Freedom suppressed and again regained bites with keener fangs than freedom never endangered.
β€” Cicero

freedom

It is not only arrogant, but profligate, for a man to disregard the world's opinion of himself.
β€” Cicero
I follow nature as the surest guide, and resign myself, with implicit obedience, to her sacred ordinances.
β€” Cicero
For how many things, which for our own sake we should never do, do we perform for the sake of our friends.
β€” Cicero
No man can be brave who thinks pain the greatest evil; nor temperate, who considers pleasure the highest good.
β€” Cicero
When you wish to construct be brief. Every word that is unnecessary only pours over the side of a brimming mind.
β€” Cicero
What nobler employment, or more valuable to the state, than that of the man who instructs the rising generation?
β€” Cicero

teaching

The wise are instructed by reason; ordinary minds, by experience; the stupid, by necessity; and brutes by instinct.
β€” Cicero
Natural ability without education has more often raised a man to glory and virtue than education without natural ability.
β€” Cicero (Pro Archia Poeta)

ability

History is . . . the witness of times, the torch of truth, the life of memory, the teacher of life, the messenger of antiquity.
β€” Cicero
When you wish to instruct, be brief; that men's minds take in quickly what you say, learn its lesson, and retain it faithfully.
β€” Cicero
Intelligence, and reflection, and judgment, reside in old men, and if there had been none of them, no states could exist at all.
β€” Cicero
Wise men are instructed by reason; men of less understanding, by experience; the most ignorant, by necessity; and beasts by nature.
β€” Cicero
I add this, that rational ability without education has oftener raised man to glory and virtue, than education without natural ability.
β€” Cicero

education intelligence

I can think of nothing more agreeable to the brain and the ear than a speech adorned and embellished with wise thoughts and fine language.
β€” Cicero (De Oratore)

oratory

The precept, 'Know yourself,' was not solely intended to obviate the pride of mankind; but likewise that we might understand our own worth.
β€” Cicero
Avarice in old age is foolish; for what can be more absurd than to increase our provisions for the road the nearer we approach to our journey's end?
β€” Cicero

avarice old age

Not to know what has been transacted in former times is to be always a child.
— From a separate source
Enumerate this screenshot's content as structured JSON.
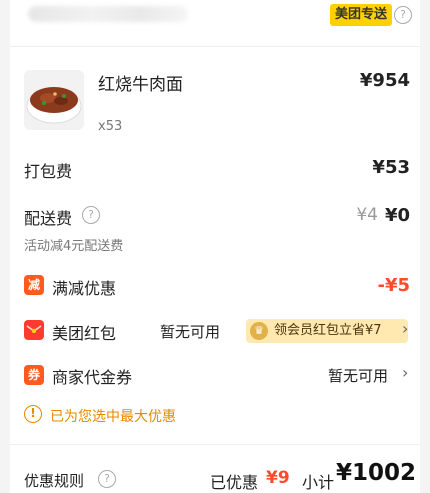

If no use is made of the labors of past ages, the world must remain always in the infancy of knowledge.
β€” Cicero
A careful physician, before he attempts to administer a remedy to his patient, must investigate not only the malady of the man he wishes to cure, but also his habits when in health, and his physical constitution.
β€” Cicero
Diligence, as it avails in all things, is also of the utmost moment in pleading causes. Diligence is to be particularly cultivated by us; it is to be constantly exerted, it is capable of effecting almost everything.
β€” Cicero

diligence

Never can custom conquer nature, for she is ever unconquered. This law then, was not written, but born. It is a law which we have not learned, received from others or read, but which we have derived, absorbed and copied from nature itself.
β€” Cicero